find language as the greatest problem hence other curricular transactions meaningless. The
standard language text book, its unfamiliar contents, contexts and picturisations depicts a
whole range of foreignness and unfamiliarity for which the students lack interest and
achieve nothing. The teacher centered monologue class room transactions throws the pupils
into absolute poor achievement in tests fear or it is sea ore of and failure in examination is
another most important reasons of dropouts from school among Dongria Kondh children.
Above all, the students find the subjects, contentsand contexts not linked to their real life
experiences and extremely monotonous and boring. Those reasons are so strong that, even
in residential schools run by Department of Welfare, Govt. of Orissa, with all sorts
facilities like free food, free reading- writing materials and other basic requirements like
sitting mat, uniform, blankets, beds etc., the enrollment, attendance and achievement of
students are far from satisfactory.
The irony is that there is no supervision or monitoring of the works of Teachers and school
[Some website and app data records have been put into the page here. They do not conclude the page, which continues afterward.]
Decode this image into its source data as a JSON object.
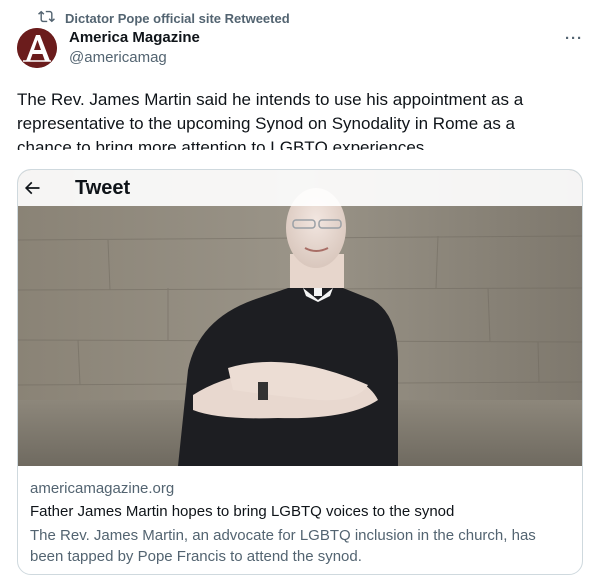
{
  "retweet": {
    "label": "Dictator Pope official site Retweeted",
    "icon": "retweet-icon"
  },
  "author": {
    "name": "America Magazine",
    "handle": "@americamag",
    "avatar_icon": "america-magazine-logo",
    "avatar_color": "#6b1c1c"
  },
  "more_icon": "more-options-icon",
  "tweet": {
    "text": "The Rev. James Martin said he intends to use his appointment as a representative to the upcoming Synod on Synodality in Rome as a chance to bring more attention to LGBTQ experiences."
  },
  "overlay": {
    "back_icon": "back-arrow-icon",
    "title": "Tweet"
  },
  "card": {
    "domain": "americamagazine.org",
    "headline": "Father James Martin hopes to bring LGBTQ voices to the synod",
    "description": "The Rev. James Martin, an advocate for LGBTQ inclusion in the church, has been tapped by Pope Francis to attend the synod."
  },
  "colors": {
    "secondary_text": "#536471",
    "primary_text": "#0f1419",
    "border": "#cfd9de"
  }
}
management by the personnel who are supposed to be the decision-makers in the system.
The lack of performance of the schooling system is always attributed to the lack of interest
of the poverty and community for their children’s education rather than the whole range of
faulty planning and implementation by the Government.
SUGGESTIONS:
The schooling facility must be provided on demand of community and community must be
mobilized enough to spontaneously come forward to run and manage the school.
The children should be provided text books in their own language in initial stages of their
schooling and gradually they should be exposed to standard textbooks in state language at a
later stage.
The textbooks should be local specific contents, contexts and narration by which the
children can relate their learning to their real life situation.
The timing of the school should be as per the availability of children and holiday calendar
as per the holiday pattern of the locality.
The teacher belonging to the community should be posted if not a teacher having a positive
attitude and some understanding about tribal community should be employed in the area.
Moreover the education administrators should be more responsive and responsible to the
education of the children with special needs close and continuous monitoring of schools
(academicand administrative) would definitely render insights to the problem and it’s
solutions at the earliest.